As you think about the benefits of a Psychological Immigration Evaluation you might have some questions…
Will the psychological evaluation guarantee specific results?
No one can guarantee results associated with any immigration or citizenship process. However, different factors are associated with a successful outcome. First, it is highly recommended that any petitioner, applicant or interested party seeks the counsel of a specialized attorney. This will ensure being properly directed since the start of the process in what has become a complicated and challenging process. However, the right psychological evaluation and report can significantly support and help an immigration process that qualifies under the above conditions.
Is the expense and time of the psychological process necessary?
I would first defer to your attorney to answer this question. However, in most cases, as stated earlier, having a solid psychological evaluation can provide additional, factual support on a case that qualifies under any of the above conditions or situations.
How long does the psychological evaluation take?
Depending on the complexity of the situation and on the number of affected parties involved (e.g. if children or other adults need to also be evaluated), the complete process starting with the initial interview or Intake until the final report is issues can take only a few days. We can also discuss an “expedited” process depending on the urgency of the case.
What happens after the psychological report is completed?
Once the report is completed, we request the applicant to review the report to confirm that all details, historical information, etc. are accurate. Once the applicant approves, we send the report to the applicant’s attorney (after the applicant also provides written authorization to share information with the attorney).
Your Immigration Status Is Very Important To You And To Your Family, And Your Future
Taking the right steps can make a big difference in your life. Resolving your immigration status issues will allow you to ultimately live in peace so you can focus all your energy on the future and on the well-being of your family! As part of this process, getting the best possible evaluation that supports your case is critical.

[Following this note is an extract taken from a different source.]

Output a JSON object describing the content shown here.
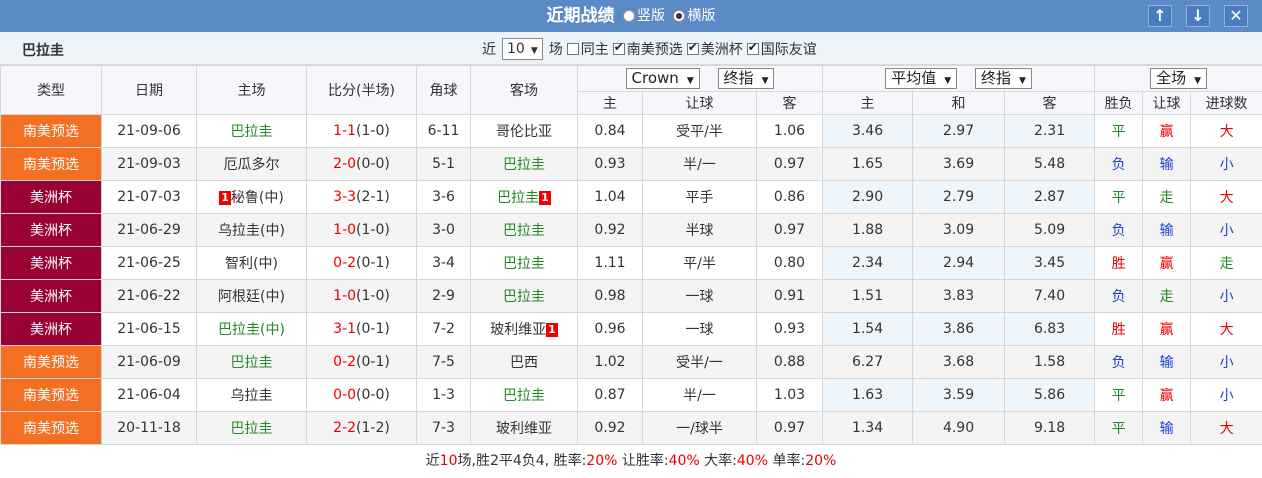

We are here to work with you and ready to answer any questions while determining best next steps.
I answer ALL my calls directly and I am fully bilingual (Spanish & English). We have convenient locations in Miami and Boca Raton, and, in some cases, we have the capability of performing remote evaluations through the use of simple technology (e.g. Zoom, FaceTime, Skype, etc.). Call us to get started!